Six Words to Banish from Your Organization
I love it when one connection leads to another. Sid Jaffe is president of Advantage Consulting Inc, a top-notch DC-area firm that trains companies in the fine art of government contracting and proposal writing. Sid, in turn, introduced me to Duane Grove, one smart-as-heck consultant who is as home with quoting philosophers as he is with detailing strategic activities. (You can read more about him at the end of this article.) I read an article that Duane wrote and found it to have such universal meaning that I asked to share it with my readers. Here it is, with his permission. Six Words to Banish From Your Organization By Duane Grove Poet E.E. Cummings isn’t always the easiest author to follow. His writings are often veiled in deeper meaning. In his poem, “Effie’s Head,” he describes an encounter with God at the death of Effie.
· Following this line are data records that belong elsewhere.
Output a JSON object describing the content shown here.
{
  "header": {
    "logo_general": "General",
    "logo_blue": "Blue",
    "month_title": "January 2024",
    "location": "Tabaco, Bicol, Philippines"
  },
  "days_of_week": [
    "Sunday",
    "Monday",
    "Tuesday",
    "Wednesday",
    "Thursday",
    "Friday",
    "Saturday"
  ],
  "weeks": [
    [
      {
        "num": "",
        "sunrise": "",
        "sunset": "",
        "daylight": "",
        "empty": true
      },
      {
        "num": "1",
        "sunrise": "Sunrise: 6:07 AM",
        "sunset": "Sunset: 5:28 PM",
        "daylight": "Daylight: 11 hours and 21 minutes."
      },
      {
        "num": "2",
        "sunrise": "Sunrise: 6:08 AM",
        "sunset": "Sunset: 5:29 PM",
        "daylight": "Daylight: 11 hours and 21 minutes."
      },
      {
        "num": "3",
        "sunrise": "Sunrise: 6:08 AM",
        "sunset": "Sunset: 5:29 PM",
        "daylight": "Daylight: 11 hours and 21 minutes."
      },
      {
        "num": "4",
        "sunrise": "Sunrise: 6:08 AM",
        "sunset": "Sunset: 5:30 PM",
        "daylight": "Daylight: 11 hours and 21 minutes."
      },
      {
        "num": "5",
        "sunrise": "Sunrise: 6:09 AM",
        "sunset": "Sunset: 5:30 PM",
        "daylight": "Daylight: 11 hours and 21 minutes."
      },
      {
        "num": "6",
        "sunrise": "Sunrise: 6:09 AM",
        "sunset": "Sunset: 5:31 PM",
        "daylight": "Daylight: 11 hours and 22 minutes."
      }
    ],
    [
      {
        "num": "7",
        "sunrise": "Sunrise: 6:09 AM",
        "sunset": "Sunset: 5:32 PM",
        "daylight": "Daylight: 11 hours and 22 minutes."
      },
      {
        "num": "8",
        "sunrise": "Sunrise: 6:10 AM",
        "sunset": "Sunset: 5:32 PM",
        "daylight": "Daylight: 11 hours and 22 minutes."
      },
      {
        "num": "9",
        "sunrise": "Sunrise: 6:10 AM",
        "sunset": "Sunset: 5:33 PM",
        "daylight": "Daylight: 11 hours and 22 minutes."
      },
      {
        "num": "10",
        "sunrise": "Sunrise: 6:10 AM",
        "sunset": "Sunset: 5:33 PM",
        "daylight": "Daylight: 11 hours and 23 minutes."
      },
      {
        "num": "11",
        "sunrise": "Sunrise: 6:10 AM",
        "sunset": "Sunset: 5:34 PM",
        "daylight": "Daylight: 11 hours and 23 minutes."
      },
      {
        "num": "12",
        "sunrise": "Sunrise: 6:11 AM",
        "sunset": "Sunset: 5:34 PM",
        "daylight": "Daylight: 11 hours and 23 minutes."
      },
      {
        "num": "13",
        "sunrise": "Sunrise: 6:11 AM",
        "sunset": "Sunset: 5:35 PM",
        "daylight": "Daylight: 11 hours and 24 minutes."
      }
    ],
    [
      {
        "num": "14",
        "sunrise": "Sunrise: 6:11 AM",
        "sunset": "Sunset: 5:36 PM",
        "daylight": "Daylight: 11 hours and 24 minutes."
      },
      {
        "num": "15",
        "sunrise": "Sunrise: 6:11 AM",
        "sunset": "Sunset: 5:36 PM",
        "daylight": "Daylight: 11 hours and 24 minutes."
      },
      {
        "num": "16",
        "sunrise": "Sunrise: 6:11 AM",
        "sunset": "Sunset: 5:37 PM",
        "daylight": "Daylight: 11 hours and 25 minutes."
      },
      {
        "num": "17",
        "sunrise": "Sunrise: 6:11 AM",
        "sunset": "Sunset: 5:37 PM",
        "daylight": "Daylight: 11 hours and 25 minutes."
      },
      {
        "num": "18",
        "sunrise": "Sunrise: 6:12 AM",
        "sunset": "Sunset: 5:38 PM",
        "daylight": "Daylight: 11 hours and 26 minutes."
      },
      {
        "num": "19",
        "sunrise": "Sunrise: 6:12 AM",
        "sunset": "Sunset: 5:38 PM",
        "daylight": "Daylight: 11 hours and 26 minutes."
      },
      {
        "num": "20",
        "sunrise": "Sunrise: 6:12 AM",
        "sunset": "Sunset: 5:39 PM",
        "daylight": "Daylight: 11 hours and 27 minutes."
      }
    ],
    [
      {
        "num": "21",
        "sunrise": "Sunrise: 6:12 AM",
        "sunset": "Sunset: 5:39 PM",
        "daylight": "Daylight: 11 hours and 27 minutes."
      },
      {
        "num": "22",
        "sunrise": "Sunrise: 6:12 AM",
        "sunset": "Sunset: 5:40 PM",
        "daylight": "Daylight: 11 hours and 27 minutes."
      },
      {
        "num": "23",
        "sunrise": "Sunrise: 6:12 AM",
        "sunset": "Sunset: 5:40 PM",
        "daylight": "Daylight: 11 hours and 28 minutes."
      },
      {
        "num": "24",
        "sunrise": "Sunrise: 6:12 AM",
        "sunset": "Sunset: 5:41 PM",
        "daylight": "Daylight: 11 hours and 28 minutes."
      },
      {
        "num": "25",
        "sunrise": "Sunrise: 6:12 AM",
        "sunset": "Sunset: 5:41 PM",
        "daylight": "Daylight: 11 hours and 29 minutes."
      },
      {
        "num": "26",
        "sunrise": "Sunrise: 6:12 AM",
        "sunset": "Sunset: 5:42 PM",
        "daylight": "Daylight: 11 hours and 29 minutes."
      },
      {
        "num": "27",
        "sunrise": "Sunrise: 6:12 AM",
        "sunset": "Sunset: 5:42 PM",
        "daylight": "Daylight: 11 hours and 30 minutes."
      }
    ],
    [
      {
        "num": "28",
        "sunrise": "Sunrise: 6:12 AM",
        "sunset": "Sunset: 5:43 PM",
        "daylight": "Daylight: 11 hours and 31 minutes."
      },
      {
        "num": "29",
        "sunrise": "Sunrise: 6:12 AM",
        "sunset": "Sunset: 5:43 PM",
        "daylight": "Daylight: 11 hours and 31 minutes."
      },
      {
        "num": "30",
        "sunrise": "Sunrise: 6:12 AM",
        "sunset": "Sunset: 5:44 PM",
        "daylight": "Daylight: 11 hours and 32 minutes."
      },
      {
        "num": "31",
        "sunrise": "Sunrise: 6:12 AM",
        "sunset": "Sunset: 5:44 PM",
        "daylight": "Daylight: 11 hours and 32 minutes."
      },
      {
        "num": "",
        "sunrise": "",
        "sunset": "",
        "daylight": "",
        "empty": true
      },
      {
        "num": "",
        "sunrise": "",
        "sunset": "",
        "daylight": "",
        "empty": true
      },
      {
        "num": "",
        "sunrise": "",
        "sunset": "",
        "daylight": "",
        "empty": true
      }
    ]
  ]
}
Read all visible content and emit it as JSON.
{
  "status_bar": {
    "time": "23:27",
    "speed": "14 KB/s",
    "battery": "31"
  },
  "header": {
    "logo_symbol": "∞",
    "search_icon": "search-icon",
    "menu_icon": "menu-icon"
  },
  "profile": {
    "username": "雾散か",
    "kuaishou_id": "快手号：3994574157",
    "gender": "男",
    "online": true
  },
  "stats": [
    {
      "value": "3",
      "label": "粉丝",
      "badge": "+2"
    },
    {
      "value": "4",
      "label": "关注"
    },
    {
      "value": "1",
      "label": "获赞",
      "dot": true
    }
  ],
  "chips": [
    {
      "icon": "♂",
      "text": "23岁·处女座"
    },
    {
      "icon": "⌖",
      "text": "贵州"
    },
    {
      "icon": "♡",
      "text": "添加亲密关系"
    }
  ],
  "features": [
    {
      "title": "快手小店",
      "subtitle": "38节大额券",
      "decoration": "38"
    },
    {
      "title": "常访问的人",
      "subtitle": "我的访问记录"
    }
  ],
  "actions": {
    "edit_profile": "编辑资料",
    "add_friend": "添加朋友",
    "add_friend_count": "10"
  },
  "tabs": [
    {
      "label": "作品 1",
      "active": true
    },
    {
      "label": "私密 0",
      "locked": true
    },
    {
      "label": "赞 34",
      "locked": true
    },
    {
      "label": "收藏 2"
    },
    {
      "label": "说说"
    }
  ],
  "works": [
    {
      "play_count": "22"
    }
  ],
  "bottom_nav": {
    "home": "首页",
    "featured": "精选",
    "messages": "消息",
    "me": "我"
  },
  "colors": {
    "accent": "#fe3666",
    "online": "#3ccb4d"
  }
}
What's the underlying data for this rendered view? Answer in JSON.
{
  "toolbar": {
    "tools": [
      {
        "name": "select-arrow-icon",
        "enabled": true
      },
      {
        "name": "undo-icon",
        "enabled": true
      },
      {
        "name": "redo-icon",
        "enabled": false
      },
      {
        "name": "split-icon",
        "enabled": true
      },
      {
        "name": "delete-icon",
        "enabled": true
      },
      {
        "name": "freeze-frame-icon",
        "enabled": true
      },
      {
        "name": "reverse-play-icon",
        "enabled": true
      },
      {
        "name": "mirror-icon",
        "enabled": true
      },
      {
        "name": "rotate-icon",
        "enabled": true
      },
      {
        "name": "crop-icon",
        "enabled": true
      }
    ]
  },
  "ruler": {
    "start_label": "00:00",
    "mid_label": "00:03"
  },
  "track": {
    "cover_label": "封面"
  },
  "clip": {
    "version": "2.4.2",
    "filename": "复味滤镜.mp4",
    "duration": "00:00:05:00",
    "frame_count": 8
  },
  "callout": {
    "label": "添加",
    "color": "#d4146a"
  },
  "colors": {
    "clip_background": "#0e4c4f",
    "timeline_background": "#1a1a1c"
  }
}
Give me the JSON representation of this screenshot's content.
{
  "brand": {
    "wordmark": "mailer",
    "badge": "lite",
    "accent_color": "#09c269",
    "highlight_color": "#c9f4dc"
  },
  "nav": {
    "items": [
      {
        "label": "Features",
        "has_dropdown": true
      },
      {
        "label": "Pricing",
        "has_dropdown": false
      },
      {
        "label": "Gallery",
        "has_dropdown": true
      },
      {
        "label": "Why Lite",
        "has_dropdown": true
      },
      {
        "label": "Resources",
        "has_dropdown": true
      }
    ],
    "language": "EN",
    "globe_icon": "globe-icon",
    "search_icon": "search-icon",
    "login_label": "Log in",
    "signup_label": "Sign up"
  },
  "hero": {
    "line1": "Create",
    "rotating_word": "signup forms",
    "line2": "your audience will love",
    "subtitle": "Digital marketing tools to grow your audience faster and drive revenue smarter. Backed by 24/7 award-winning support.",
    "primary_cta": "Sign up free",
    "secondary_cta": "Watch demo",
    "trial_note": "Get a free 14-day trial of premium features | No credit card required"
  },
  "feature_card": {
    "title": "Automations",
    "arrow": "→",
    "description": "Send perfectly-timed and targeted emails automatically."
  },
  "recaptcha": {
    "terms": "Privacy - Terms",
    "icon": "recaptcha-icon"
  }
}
There is tremendous wisdom in this poem that calls to mind the great intentions of humankind often thwarted by lack of action. Cummings speaks to six crumbs as God looks inside Effie’s coffin, each which speak to what could have been but never was. These six crumbs (or words) are ones you should banish from your organization. They are: may, might, should, could, would, and must. These words used in organizations are barriers to action. I “may” be able to get the task done by the deadline speaks to a lack of commitment. You “might” consider using the prototype only speaks to what is possible but lacks specificity on how to take action. I “should” change the proposal to address the customer’s need for schedule flexibility only talks to what options you have but no path to implement them. The team “could” talk to the customer to see what they need has no commitment to closure and lacks accountability. I “would” like to implement the product change to align with the market will never get you to realize the potential. Finally, when you “must” finish a task, you speak to the obligations you have to address but lacks the energy to make them happen. How many times have you left a meeting believing that others (or yourself) are committed to action only to find things left unfinished just when you needed them? In my experience, discussions at meetings are often filled with these six words. When used to evaluate alternatives, these words can open doors, but when it comes to commitment, they have no place in the discourse. Are these six words keeping you from making progress? If so, make a commitment to eliminate them from your vocabulary when you know it is action that is required. Intention alone—no matter how well meaning—is the enemy of results. Duane Grove is the founder of Connect2Action, a strategy execution specialist at the intersection of employee engagement and executive leadership, igniting innovation as a lever to accelerate growth. Duane has over 15 years in developing and executing strategic plans and spearheading new business areas ranging in size from several million to $2.5 billion in annual sales. He has extensive experience in aerospace & defense with multiple assignments over the last 30 years.